As expected, the Federal Reserve nudged interest rates up another 25 basis points Wednesday. The federal funds rate now stands at 2.25%.
The Fed offered up a rosy outlook for the US economy, projecting growth will continue for the next three years. The central bank also dropped the phrase, “the stance of monetary policy remains accommodative” from its statement. As an analyst told Reuters, “It does seem to potentially indicate they believe monetary policy is becoming less accommodative and getting more toward that neutral rate.”
Apparently, the American consumer has bought into the notion that everything is great in the economy. Consumer confidence surged to an 18-year high this month and is close to the all-time record.
The Conference Board Consumer Confidence Index jumped to 138.4, up from 134.7. Analysts expected a dip.
If you look at past financial and economic crises, what is the common denominator?
That’s why we talk so much about debt on these pages.
When the August jobs report came out earlier this month, much was made over the “solid” wage growth. Average hourly wages increased by 2.9% on an annualized basis.
Peter Schiff raised an important question when the report hit the news cycle. Is this wage growth indicative of a growing economy? Or is it simply a sign of inflation?
“The test of a first-rate intelligence is the ability to hold two opposed ideas in the mind at the same time and still retain the ability to function.” – F. Scott Fitzgerald
On the one hand, things in the economy look pretty good. The mainstream pundits sure seem to think so. They fill the financial news shows with daily doses of good cheer. But is everything really sunshine and roses? Or should we be holding some opposing ideas in our minds as well?
Saturday, Sept. 15, was the 10th anniversary of the Lehman Brothers bankruptcy. Many people consider it the seminal event of the 2008 financial crisis.
In his latest podcast, Peter Schiff said as we look back at the anniversary, we should realize that the next crisis is going to be worse.
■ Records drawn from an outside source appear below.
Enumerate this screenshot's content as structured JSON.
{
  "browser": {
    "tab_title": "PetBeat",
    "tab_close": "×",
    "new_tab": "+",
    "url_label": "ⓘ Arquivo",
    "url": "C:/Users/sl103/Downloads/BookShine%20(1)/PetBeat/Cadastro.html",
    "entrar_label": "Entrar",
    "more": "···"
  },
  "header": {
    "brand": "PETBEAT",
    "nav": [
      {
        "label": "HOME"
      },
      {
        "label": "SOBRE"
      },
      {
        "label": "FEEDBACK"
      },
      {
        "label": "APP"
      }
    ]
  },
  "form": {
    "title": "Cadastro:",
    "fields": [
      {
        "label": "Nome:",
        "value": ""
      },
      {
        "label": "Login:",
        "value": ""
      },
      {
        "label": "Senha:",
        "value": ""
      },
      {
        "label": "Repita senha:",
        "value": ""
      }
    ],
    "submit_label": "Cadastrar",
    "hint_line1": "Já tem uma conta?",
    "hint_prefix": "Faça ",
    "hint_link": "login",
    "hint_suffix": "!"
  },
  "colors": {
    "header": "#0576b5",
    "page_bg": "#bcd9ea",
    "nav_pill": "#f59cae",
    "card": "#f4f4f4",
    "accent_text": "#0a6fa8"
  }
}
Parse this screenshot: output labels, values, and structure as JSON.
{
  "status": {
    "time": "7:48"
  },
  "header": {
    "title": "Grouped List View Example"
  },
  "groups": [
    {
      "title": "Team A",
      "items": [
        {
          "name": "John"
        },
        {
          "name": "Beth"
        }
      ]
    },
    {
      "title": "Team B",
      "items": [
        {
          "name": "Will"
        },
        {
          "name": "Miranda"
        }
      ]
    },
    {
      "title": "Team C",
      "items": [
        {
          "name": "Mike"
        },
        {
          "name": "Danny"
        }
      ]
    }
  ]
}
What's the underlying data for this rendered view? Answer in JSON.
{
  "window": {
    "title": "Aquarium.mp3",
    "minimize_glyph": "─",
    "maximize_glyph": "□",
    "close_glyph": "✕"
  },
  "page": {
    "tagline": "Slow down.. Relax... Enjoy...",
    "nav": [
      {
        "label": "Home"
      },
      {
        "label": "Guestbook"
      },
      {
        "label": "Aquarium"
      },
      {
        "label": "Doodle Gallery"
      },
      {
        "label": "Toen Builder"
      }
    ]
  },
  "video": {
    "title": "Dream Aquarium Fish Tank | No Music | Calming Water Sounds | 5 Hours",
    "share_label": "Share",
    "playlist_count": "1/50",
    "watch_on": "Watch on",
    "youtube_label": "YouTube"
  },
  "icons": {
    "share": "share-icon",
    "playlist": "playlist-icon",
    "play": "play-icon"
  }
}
In fact, the next economic hurricane is going to be a category five.